*EXERCISE INPUT*:

* * * * * * * * *

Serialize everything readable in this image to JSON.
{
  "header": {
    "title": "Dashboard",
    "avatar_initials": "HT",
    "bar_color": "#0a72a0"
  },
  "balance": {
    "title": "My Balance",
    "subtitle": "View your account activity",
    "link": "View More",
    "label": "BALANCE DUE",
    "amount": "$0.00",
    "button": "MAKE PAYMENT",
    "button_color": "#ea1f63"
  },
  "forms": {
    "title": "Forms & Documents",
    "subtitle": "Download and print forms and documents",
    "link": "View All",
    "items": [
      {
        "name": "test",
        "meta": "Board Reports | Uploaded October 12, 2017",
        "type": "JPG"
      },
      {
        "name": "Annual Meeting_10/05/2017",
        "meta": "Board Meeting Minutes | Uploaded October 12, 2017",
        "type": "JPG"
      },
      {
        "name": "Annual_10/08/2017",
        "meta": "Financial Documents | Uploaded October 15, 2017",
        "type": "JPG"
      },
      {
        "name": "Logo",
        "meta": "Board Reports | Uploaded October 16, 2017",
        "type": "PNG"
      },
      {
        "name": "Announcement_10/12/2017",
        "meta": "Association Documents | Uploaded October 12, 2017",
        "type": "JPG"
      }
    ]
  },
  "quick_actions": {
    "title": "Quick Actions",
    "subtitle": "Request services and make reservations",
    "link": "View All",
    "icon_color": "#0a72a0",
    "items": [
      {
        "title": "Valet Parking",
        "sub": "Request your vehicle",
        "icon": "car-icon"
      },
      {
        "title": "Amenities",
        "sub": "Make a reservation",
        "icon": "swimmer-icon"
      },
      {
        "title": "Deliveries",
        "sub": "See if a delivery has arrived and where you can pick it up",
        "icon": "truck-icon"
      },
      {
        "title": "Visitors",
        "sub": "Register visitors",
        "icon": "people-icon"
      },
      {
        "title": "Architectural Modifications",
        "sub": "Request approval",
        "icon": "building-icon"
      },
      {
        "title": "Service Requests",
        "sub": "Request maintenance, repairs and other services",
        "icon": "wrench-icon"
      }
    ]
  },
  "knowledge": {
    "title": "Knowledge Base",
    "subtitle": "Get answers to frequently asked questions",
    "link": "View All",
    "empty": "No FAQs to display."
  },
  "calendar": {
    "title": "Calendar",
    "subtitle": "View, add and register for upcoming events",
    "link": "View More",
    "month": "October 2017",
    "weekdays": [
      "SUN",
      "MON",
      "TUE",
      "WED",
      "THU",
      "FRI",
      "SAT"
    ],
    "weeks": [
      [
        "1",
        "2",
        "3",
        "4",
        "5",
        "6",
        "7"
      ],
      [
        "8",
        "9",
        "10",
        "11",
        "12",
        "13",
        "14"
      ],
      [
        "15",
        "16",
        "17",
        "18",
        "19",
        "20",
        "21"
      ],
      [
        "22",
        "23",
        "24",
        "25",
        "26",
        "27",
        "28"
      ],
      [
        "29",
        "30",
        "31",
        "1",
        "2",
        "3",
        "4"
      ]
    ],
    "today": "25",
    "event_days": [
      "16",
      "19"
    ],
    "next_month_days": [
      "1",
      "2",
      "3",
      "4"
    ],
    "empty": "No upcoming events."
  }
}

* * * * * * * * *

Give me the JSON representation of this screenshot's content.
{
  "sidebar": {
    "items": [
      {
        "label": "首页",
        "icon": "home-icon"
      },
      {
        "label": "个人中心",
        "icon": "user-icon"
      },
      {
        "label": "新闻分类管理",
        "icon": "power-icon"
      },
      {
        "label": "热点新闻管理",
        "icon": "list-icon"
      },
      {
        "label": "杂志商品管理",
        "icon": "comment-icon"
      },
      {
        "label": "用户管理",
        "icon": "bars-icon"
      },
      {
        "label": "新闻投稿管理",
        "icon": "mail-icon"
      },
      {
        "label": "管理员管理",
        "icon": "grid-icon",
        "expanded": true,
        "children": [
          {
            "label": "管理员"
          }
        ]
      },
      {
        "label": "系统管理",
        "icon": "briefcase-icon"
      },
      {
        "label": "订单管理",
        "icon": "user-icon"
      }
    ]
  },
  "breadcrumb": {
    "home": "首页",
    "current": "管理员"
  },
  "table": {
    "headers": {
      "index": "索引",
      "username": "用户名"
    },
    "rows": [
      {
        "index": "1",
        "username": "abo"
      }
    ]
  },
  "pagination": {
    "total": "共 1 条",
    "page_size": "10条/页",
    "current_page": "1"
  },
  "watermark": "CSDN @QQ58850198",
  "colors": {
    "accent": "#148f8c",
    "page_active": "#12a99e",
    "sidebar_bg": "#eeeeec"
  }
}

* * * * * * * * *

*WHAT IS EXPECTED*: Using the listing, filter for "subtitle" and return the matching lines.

*EXPECTED OUTPUT*:
    "subtitle": "View your account activity",
    "subtitle": "Download and print forms and documents",
    "subtitle": "Request services and make reservations",
    "subtitle": "Get answers to frequently asked questions",
    "subtitle": "View, add and register for upcoming events",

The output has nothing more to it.